### AIM OF THE TASK
Work out how many lines in the entries contain the string "Sydney", and give nothing but that number.

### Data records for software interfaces
##########

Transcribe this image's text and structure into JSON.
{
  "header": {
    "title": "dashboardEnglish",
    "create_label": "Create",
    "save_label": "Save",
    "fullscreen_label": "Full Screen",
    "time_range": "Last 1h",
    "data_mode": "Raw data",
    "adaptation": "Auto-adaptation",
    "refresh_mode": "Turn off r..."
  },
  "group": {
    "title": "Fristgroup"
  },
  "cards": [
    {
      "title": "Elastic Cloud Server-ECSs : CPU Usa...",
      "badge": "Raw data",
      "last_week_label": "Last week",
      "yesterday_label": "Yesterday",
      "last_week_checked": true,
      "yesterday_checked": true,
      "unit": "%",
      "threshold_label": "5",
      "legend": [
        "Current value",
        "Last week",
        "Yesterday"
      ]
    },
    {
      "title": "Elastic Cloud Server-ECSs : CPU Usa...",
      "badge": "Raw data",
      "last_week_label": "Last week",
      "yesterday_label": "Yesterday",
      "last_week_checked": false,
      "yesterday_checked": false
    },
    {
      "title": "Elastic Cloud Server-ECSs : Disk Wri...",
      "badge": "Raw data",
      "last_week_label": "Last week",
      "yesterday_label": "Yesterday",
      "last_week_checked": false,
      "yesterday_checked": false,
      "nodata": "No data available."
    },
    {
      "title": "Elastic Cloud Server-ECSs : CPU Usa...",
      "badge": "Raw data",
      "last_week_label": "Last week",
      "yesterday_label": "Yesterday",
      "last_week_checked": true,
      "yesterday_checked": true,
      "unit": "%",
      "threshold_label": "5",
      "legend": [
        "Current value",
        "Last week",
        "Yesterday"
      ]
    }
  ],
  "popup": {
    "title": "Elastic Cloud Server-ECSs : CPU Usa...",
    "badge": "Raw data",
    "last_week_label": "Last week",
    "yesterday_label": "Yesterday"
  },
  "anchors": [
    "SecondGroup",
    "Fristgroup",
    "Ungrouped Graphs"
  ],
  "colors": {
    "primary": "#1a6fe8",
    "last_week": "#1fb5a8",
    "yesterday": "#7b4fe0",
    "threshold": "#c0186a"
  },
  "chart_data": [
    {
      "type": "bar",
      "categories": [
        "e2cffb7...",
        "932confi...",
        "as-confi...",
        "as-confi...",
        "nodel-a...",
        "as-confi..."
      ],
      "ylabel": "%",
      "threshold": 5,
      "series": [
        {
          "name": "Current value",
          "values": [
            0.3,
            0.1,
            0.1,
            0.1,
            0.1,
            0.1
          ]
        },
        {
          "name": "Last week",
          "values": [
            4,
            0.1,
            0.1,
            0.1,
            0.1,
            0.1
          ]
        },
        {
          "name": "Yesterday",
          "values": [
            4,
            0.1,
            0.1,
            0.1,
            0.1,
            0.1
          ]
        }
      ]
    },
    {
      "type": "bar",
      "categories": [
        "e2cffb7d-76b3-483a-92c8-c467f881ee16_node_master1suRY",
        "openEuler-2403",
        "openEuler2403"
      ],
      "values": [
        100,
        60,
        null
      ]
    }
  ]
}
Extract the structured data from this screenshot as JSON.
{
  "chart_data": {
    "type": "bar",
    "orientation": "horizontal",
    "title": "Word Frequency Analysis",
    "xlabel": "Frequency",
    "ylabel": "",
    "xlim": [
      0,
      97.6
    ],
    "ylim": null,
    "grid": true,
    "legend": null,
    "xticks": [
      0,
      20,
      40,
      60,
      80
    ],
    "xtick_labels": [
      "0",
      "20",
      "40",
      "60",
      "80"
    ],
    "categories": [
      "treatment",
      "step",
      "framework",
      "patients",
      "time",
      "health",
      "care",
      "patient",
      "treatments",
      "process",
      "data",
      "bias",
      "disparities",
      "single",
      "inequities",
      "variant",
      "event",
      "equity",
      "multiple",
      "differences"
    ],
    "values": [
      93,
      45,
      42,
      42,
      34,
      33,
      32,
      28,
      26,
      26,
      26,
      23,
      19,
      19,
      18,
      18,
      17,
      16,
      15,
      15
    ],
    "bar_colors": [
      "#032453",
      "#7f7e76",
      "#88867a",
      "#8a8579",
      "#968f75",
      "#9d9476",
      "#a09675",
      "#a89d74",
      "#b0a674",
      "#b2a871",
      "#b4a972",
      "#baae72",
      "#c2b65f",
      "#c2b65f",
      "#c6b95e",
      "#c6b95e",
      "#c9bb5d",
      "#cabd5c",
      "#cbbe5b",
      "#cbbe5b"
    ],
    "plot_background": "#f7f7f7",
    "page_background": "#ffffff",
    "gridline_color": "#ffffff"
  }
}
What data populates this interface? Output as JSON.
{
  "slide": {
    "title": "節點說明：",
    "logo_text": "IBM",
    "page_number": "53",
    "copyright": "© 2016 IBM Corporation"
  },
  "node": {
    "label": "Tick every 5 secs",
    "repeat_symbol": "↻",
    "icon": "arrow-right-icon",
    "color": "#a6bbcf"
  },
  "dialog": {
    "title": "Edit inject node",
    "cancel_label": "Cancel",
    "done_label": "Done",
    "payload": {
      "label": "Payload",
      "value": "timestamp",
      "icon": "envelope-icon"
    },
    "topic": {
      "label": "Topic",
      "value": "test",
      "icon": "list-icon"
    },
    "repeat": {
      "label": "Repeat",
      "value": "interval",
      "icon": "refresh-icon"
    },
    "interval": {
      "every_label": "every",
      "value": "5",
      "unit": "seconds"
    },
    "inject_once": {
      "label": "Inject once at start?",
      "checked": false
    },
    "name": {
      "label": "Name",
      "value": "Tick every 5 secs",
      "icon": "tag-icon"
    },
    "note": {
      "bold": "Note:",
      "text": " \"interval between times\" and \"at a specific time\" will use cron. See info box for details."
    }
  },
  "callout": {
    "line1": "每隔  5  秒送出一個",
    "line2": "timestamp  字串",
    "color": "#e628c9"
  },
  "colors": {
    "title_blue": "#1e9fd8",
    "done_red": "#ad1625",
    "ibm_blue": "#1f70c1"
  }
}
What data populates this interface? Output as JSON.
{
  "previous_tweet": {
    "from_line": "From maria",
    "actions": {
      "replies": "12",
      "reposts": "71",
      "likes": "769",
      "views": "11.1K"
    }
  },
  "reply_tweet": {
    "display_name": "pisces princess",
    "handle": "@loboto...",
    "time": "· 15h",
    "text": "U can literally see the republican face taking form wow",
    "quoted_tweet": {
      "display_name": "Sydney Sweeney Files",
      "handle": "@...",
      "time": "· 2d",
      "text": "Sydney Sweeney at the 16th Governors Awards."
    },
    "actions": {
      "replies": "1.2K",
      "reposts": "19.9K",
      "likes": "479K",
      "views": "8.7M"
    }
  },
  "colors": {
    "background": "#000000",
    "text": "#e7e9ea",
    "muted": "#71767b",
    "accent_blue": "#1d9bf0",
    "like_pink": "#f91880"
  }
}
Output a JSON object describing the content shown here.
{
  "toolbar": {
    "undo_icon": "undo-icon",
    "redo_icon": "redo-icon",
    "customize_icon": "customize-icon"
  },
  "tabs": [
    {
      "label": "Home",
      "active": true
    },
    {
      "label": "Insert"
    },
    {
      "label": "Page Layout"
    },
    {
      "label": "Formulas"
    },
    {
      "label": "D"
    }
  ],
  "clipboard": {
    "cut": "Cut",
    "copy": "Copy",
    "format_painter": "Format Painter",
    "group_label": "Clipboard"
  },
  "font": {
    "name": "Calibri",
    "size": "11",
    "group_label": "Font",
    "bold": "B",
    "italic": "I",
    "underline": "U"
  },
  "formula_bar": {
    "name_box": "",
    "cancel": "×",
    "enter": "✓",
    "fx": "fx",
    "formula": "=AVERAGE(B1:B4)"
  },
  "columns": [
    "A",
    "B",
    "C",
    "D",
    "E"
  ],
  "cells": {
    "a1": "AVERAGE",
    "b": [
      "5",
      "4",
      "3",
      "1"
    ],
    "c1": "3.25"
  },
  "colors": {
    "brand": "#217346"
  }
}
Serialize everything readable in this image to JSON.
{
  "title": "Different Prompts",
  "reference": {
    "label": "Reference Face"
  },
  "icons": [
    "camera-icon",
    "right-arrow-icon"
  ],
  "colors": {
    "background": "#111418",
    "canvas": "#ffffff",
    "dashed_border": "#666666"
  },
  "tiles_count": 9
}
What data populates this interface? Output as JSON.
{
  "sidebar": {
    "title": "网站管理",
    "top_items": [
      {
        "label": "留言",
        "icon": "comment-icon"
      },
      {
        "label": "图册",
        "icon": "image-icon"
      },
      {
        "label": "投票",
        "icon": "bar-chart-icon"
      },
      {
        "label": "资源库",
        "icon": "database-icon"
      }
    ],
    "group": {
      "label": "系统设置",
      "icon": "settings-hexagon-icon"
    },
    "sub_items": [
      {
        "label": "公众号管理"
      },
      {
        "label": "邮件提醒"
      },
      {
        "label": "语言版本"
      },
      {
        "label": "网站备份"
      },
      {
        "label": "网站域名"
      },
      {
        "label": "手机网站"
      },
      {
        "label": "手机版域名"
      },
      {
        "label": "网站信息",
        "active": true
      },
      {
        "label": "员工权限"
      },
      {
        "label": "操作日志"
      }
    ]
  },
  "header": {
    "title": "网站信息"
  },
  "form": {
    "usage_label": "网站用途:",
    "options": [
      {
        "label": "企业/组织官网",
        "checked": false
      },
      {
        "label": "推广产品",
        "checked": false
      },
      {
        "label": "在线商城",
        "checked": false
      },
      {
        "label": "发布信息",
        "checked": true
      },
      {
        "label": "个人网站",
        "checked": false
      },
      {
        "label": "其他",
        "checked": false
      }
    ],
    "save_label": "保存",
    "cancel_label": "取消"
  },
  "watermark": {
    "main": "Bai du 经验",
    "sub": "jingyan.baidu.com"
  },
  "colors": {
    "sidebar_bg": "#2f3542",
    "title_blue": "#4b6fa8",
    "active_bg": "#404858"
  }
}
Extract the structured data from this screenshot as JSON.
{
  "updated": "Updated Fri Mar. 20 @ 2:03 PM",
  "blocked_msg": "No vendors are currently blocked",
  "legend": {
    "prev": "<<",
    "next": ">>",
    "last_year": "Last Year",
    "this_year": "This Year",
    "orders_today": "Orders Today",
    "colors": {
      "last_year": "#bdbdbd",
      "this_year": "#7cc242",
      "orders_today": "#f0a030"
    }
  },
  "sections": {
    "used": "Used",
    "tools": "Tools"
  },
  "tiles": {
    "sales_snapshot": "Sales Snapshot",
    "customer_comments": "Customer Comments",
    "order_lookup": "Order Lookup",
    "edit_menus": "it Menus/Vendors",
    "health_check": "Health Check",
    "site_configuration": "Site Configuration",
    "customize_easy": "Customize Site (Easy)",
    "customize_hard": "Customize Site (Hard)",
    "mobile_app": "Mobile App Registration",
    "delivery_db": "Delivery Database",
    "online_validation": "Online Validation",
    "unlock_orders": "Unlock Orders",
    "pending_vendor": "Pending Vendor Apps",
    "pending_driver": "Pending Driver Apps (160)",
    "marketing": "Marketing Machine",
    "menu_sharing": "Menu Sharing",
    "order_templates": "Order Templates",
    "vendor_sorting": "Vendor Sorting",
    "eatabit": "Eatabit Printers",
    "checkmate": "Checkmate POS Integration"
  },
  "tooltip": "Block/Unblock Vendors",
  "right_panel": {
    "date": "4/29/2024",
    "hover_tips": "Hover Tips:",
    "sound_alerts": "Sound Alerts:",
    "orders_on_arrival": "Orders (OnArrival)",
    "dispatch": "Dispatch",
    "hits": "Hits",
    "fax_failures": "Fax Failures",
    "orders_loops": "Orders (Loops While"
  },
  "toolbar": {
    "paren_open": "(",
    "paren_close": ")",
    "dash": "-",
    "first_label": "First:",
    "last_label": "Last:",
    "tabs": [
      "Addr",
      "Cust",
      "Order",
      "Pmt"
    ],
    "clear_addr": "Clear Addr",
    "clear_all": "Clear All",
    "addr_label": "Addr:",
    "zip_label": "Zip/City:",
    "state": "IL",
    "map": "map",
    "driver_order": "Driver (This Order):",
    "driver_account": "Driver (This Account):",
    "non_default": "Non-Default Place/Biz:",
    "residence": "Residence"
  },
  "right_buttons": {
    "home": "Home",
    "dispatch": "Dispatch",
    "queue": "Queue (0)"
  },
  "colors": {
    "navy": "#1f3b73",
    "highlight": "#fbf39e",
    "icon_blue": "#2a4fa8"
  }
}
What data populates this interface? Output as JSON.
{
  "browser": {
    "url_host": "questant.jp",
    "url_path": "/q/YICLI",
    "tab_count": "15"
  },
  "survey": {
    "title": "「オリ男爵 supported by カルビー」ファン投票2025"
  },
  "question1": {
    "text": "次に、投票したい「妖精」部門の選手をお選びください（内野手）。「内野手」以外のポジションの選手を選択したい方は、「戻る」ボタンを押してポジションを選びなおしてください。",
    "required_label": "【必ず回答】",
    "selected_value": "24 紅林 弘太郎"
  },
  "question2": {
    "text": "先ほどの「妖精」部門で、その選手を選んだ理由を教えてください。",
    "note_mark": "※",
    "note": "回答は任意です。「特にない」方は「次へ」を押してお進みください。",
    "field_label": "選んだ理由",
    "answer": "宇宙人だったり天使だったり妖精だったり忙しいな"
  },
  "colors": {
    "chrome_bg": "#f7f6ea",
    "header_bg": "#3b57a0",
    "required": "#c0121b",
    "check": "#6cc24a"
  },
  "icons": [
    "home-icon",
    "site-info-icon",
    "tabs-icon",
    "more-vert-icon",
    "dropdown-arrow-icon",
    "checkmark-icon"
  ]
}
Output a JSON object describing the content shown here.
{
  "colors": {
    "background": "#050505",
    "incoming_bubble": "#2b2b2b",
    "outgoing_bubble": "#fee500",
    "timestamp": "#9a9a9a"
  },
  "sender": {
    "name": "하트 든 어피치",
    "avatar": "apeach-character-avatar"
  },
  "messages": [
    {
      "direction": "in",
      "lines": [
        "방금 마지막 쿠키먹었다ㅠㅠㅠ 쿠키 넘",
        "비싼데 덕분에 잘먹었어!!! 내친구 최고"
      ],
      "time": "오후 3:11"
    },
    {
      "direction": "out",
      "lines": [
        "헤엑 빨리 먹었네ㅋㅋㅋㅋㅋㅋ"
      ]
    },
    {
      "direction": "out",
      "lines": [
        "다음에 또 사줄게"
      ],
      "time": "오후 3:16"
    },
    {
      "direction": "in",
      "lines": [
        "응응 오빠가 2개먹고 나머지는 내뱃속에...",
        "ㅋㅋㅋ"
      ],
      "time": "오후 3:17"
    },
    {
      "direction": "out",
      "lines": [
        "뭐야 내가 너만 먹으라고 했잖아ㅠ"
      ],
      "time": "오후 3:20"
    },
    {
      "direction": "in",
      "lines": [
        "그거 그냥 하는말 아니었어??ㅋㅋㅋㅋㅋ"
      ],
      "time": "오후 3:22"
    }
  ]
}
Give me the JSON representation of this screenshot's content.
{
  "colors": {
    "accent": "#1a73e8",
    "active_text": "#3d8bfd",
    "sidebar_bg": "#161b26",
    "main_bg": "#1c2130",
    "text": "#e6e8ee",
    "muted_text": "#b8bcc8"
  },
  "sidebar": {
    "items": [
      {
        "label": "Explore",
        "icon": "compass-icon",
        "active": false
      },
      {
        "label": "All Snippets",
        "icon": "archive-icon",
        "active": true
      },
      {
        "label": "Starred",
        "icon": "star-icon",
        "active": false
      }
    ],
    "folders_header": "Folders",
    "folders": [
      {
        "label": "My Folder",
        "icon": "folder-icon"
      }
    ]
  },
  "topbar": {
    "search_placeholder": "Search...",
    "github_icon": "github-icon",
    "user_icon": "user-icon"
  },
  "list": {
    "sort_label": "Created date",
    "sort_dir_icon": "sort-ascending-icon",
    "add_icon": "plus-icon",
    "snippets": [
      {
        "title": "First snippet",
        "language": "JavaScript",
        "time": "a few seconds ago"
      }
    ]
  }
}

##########

### OUTPUT FOR THIS TASK
2